Multi Disciplinary Team

There are usually three doctors in the team. Dr Jo Holmes is the Consultant Child Psychiatrist, this is also a part-time Paediatrician and we usually have a trainee child psychiatrist in placement too. The doctors are involved in initial assessments prior to admission and meet with parents regularly through the admission to co-ordinate the care plan. The doctors also carry out diagnostic assessments. They are also responsible for monitoring children’s physical well-being, prescribing medication, co-ordinating discharge meetings and compiling discharge reports.

The nursing team provide intensive care to families on a 24 hours basis and provide most of the day to day care. Each family is allocated a small team of nurses that work closely with them; the team is led by a senior nurse known as the case manager and two key workers. The aim is that the child and parents will have contact every day with a nurse that they know well. The care team work closely with parents to identify areas of need and to create a care plan to address these. They undertake close observations of children and work with parents to develop strategies to manage difficulties.

The nurses are involved in a variety of therapeutic activities. They facilitate and support the therapeutic day programme; planning and managing the child’s access to activities and running therapeutic groups.
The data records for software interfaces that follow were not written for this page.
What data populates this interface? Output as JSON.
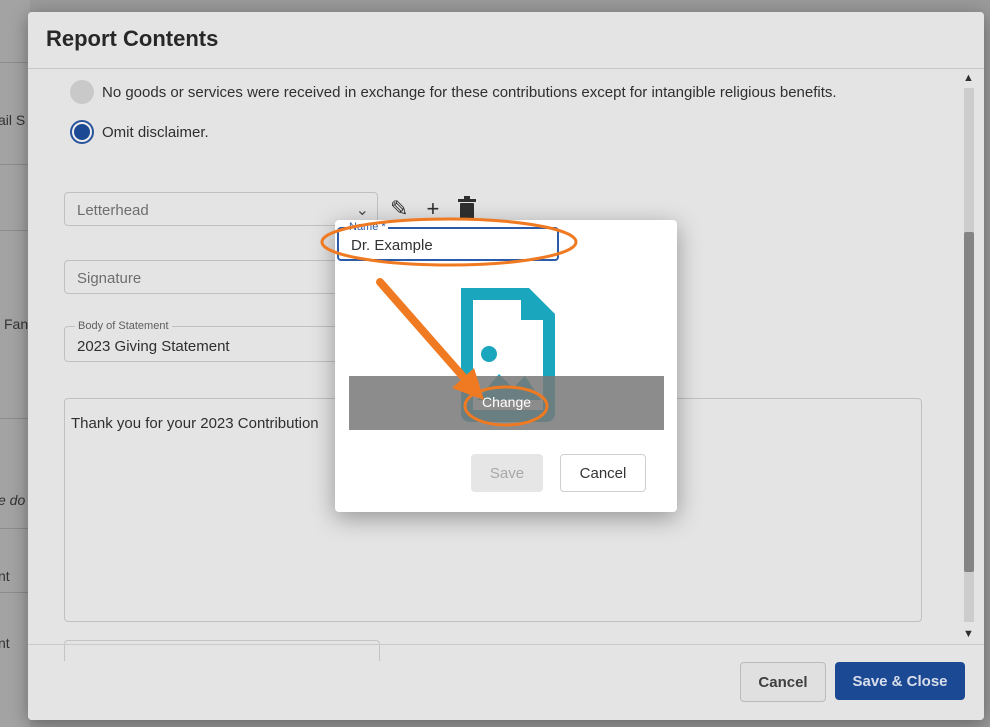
{
  "background": {
    "fragments": [
      "ail S",
      "Fan",
      "e do",
      "nt",
      "nt"
    ]
  },
  "dialog": {
    "title": "Report Contents",
    "radio_options": [
      {
        "label": "No goods or services were received in exchange for these contributions except for intangible religious benefits.",
        "selected": false
      },
      {
        "label": "Omit disclaimer.",
        "selected": true
      }
    ],
    "letterhead_field": {
      "placeholder": "Letterhead"
    },
    "signature_field": {
      "placeholder": "Signature"
    },
    "body_field": {
      "label": "Body of Statement",
      "value": "2023 Giving Statement"
    },
    "statement_text": "Thank you for your 2023 Contribution",
    "tool_icons": [
      "pencil-icon",
      "plus-icon",
      "trash-icon"
    ],
    "footer": {
      "cancel_label": "Cancel",
      "save_close_label": "Save & Close"
    }
  },
  "modal": {
    "name_label": "Name *",
    "name_value": "Dr. Example",
    "change_label": "Change",
    "save_label": "Save",
    "cancel_label": "Cancel"
  },
  "colors": {
    "primary": "#1f4fa0",
    "accent_icon": "#1aa6bd",
    "annotation": "#f07a22"
  }
}
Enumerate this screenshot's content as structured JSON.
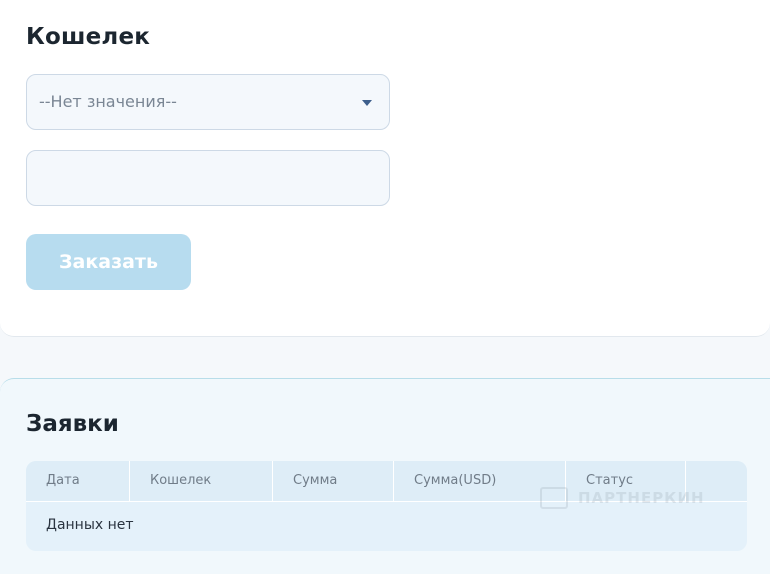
{
  "wallet": {
    "title": "Кошелек",
    "select": {
      "selected_value": "--Нет значения--"
    },
    "input": {
      "value": "",
      "placeholder": ""
    },
    "order_button_label": "Заказать"
  },
  "orders": {
    "title": "Заявки",
    "columns": [
      "Дата",
      "Кошелек",
      "Сумма",
      "Сумма(USD)",
      "Статус",
      ""
    ],
    "empty_text": "Данных нет"
  },
  "watermark": {
    "text": "ПАРТНЕРКИН"
  },
  "colors": {
    "button_bg": "#b7dcef",
    "panel_bg": "#f1f8fc",
    "field_bg": "#f4f8fc",
    "caret": "#3d5f8c"
  }
}
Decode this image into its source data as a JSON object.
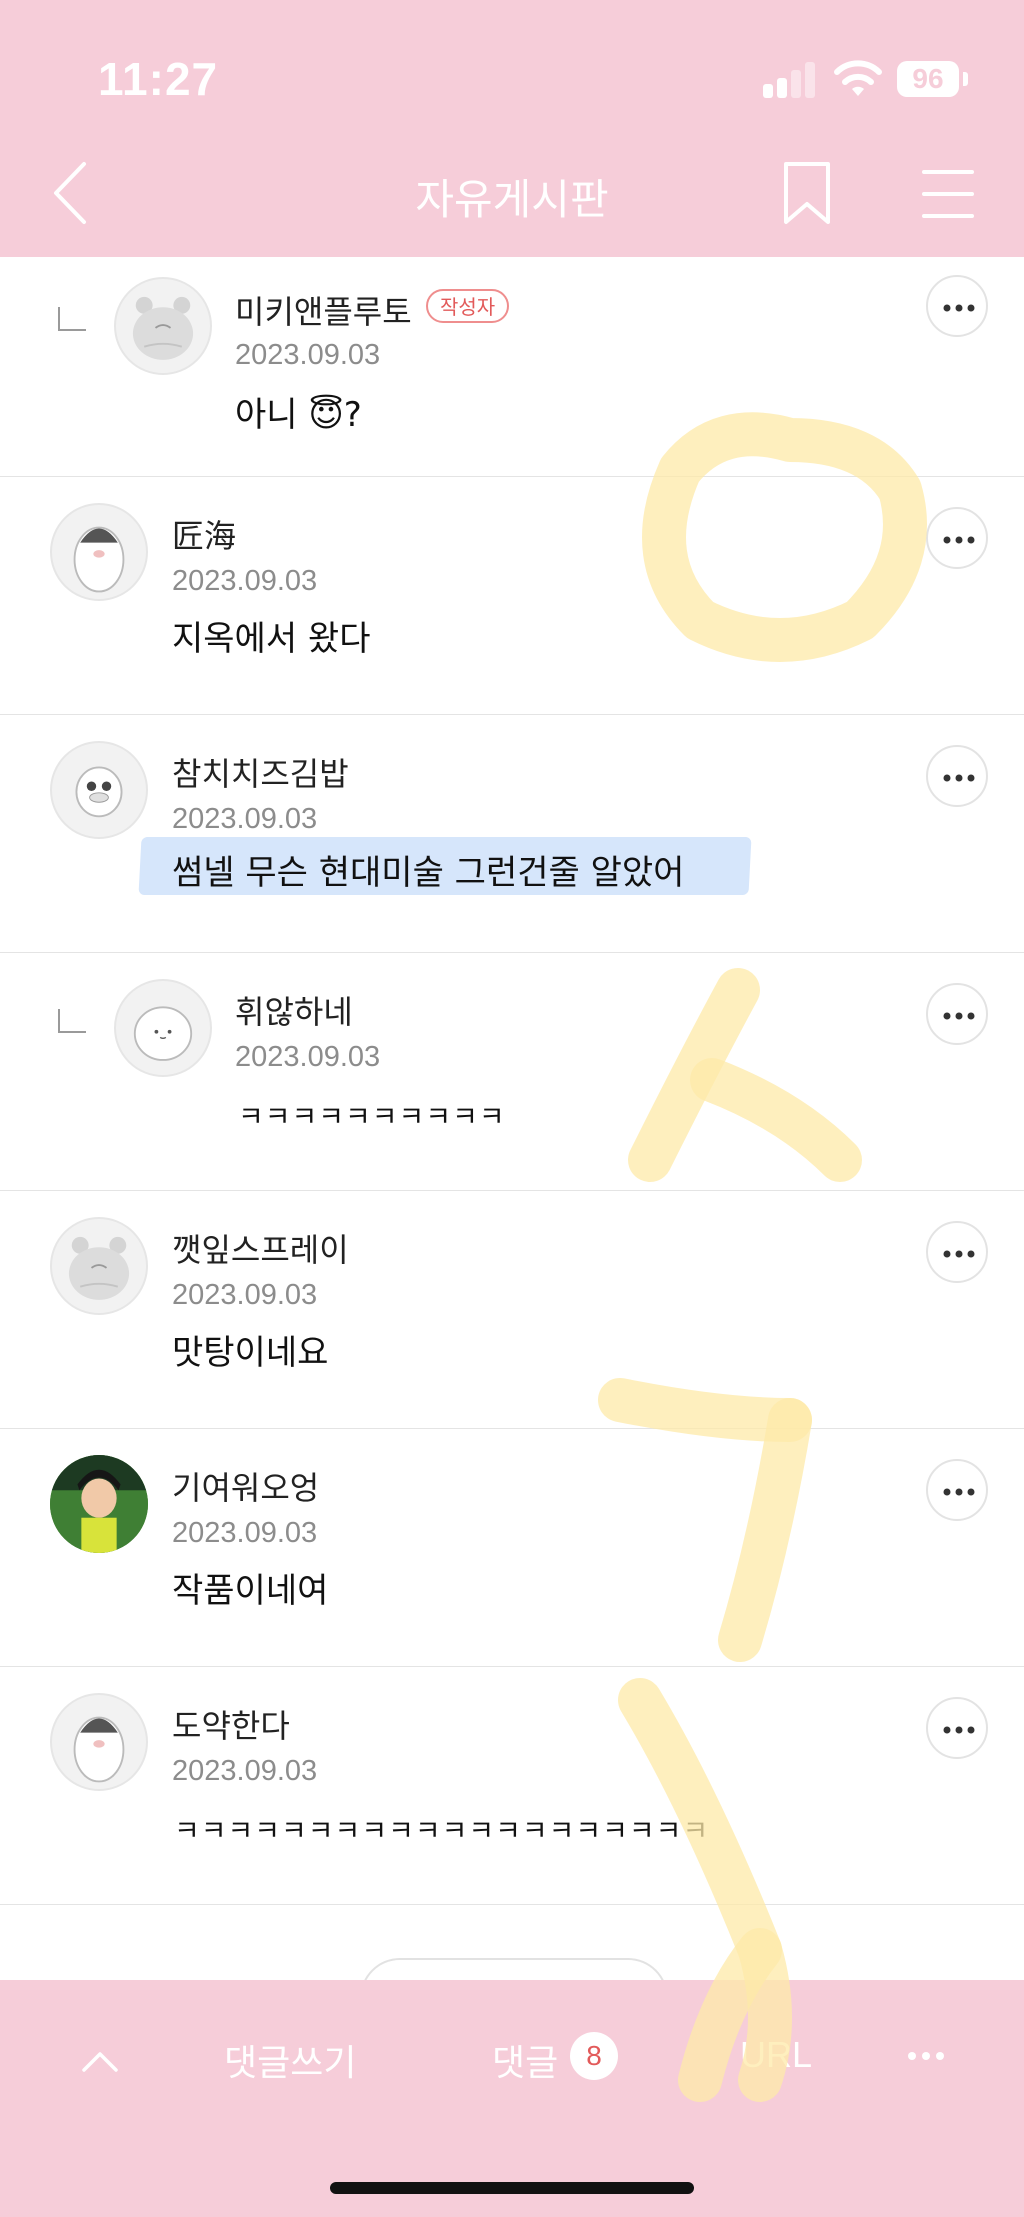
{
  "status_bar": {
    "time": "11:27",
    "battery": "96"
  },
  "header": {
    "title": "자유게시판"
  },
  "comments": [
    {
      "nickname": "미키앤플루토",
      "badge": "작성자",
      "date": "2023.09.03",
      "text": "아니 😇?",
      "reply": true,
      "avatar": "hamster-avatar"
    },
    {
      "nickname": "匠海",
      "date": "2023.09.03",
      "text": "지옥에서 왔다",
      "reply": false,
      "avatar": "penguin-avatar"
    },
    {
      "nickname": "참치치즈김밥",
      "date": "2023.09.03",
      "text": "썸넬 무슨 현대미술 그런건줄 알았어",
      "reply": false,
      "avatar": "duck-avatar"
    },
    {
      "nickname": "휘않하네",
      "date": "2023.09.03",
      "text": "ㅋㅋㅋㅋㅋㅋㅋㅋㅋㅋ",
      "reply": true,
      "avatar": "blob-avatar"
    },
    {
      "nickname": "깻잎스프레이",
      "date": "2023.09.03",
      "text": "맛탕이네요",
      "reply": false,
      "avatar": "hamster-avatar"
    },
    {
      "nickname": "기여워오엉",
      "date": "2023.09.03",
      "text": "작품이네여",
      "reply": false,
      "avatar": "photo-avatar"
    },
    {
      "nickname": "도약한다",
      "date": "2023.09.03",
      "text": "ㅋㅋㅋㅋㅋㅋㅋㅋㅋㅋㅋㅋㅋㅋㅋㅋㅋㅋㅋㅋ",
      "reply": false,
      "avatar": "penguin-avatar"
    }
  ],
  "tabbar": {
    "write_label": "댓글쓰기",
    "comments_label": "댓글",
    "comment_count": "8",
    "url_label": "URL"
  },
  "colors": {
    "accent": "#f6cdd9",
    "badge_red": "#e25a5a",
    "highlight": "#d6e6fb",
    "watermark": "#fde9a8"
  },
  "icons": [
    "back-arrow-icon",
    "bookmark-icon",
    "hamburger-menu-icon",
    "more-dots-icon",
    "chevron-up-icon",
    "signal-icon",
    "wifi-icon",
    "battery-icon"
  ]
}
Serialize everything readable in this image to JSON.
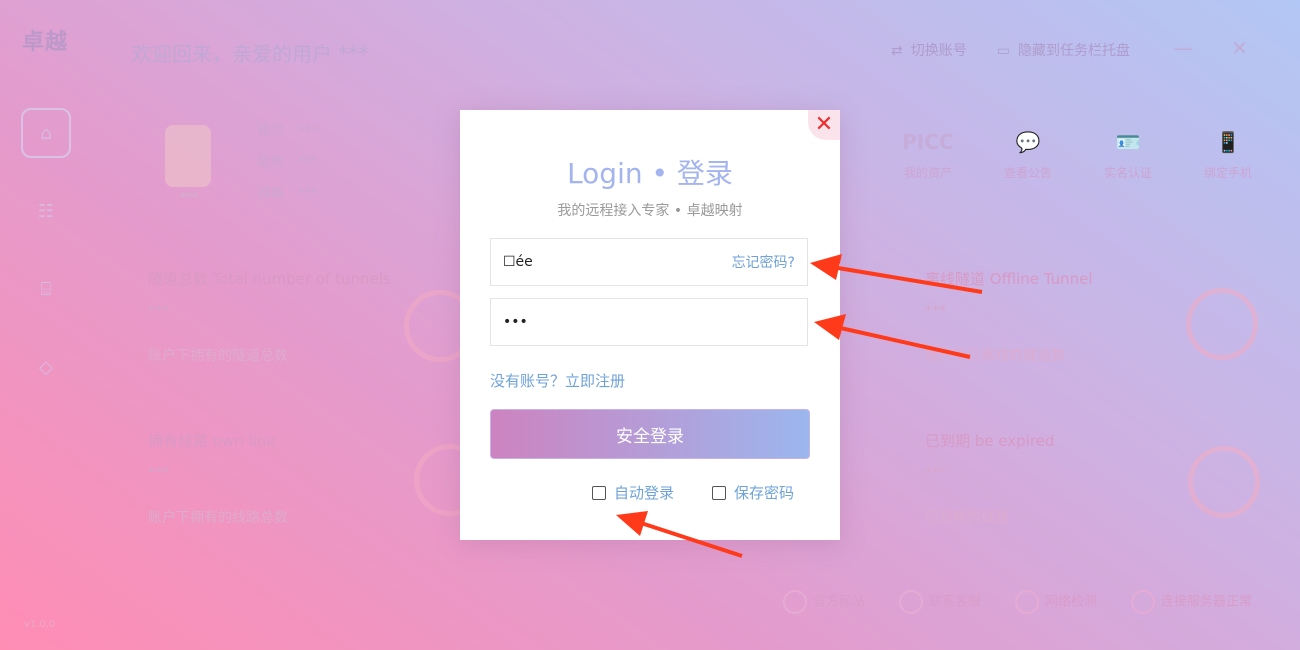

They also do individual work with parents and children.

Outside of the day programme the nurses do intensive parent-child work with families using the principles of psychosocial nursing. This is a model that utilises everyday activities in a therapeutic way. It involves the nurse working alongside parents as they work on areas such as managing risk and safety, behaviour, mealtimes, personal hygiene, bedtimes and sleep. Nurses also support parents to develop the positive aspects of their relationship with their child, modelling play and supporting parents to engage in activities with their children in circumstances that otherwise might make this challenging for them.

Social Worker:
There is a part-time social worker at The Croft who can offer advice and support about things such as welfare benefits or housing issues. Where families already have a social worker or family support worker involved, The Croft social worker will liaise with them to make sure there is good communication during the family's stay at The Croft. Along with the rest of the team, the social worker is also involved in trying to ensure that there is the right level of support in place for families when they leave The Croft. If a child has a Child in Need or Child Protection plan the social worker will ensure that information about the child’s needs are shared appropriately.

Clinical Psychology:
There is a part-time clinical psychologist at The Croft and a part-time assistant psychologist. The psychologist uses psychological theories to help families and staff understand children’s emotions and behaviour and develop strategies to improve emotional and behavioural problems. The psychologist also completes assessments with children to answer specific questions raised by parents, referrers and The Croft team. The assessments can include formal assessments or observational assessments. The results of assessments are taken into account when we develop our care plans at The Croft and make recommendations to parents and our colleagues in the community.

The psychologist also works with parents in the Practical Parenting Group and individually. Individual work may be about developing specific strategies for managing their child’s behaviour, helping parents understand the impact a child’s difficulties may have on their future development and supporting parents in developing a better understanding of challenges to their own psychological well being (e.g. depression and anxiety). The psychologist may also offer individual therapy to children if appropriate.

Family Therapy:
This is an approach that tries to understand how a child’s difficulties connect with the key people in his or her life. These can include parents, carers, siblings, wider family, friends and school etc. Understanding the way these relationships connect can be helpful for all those involved.

Sometimes, the number of adults involved in a child’s life can be very complicated (parents, doctors, social workers, therapists etc) and part of the family therapist’s role is to understand how these complications may impact on the child and the child’s family.

Family therapy usually involves children being seen with their parents together with their brothers and sisters. At least two members of staff will be involved in most meetings. Sometimes, it may involve working with brothers and sisters without parents or it may involve working with the parents without their children.

Music Therapy:
The music room offers a wide variety of musical instruments for children to explore and express themselves with. The music therapist runs group sessions and also therapy sessions for children individually or together with a parent. Music therapy enables children to have fun, communicate non-verbally and explore emotions through music.

Child Psychotherapy/Counselling:
These sessions are carried out on an individual basis and make use of talking, play, and the therapeutic arts to facilitate the work. The focus of sessions is to provide a regular time and space to help the child begin to explore and reflect on their thoughts and feelings and how things are for them.

Cognitive Behavioural Therapy (CBT):
This therapy may be offered to some older children. It focuses on examining and challenging dysfunctional thinking patterns.

Behavioural Therapy:
This therapy is closely related to CBT and involves the use of techniques to encourage desired behaviours and discourage undesired behaviours. It involves the use of carefully chosen rewards and consequences to help shape a child’s behaviour. This approach is used commonly in the unit programme.

We have a small school with one teacher and two learning support assistants. Children attend every Monday to Friday morning. The high adult to child ratio helps us to provide children with more individual support not only with their school work, but also with their behaviour. Every child has their own programme specific to their needs but will be involved in as many group activities as possible. We also maintain close links with the child’s own school to provide continuity and advice to the teacher in the future. Sometimes children continue to attend their own school one day a week during their stay at the Croft.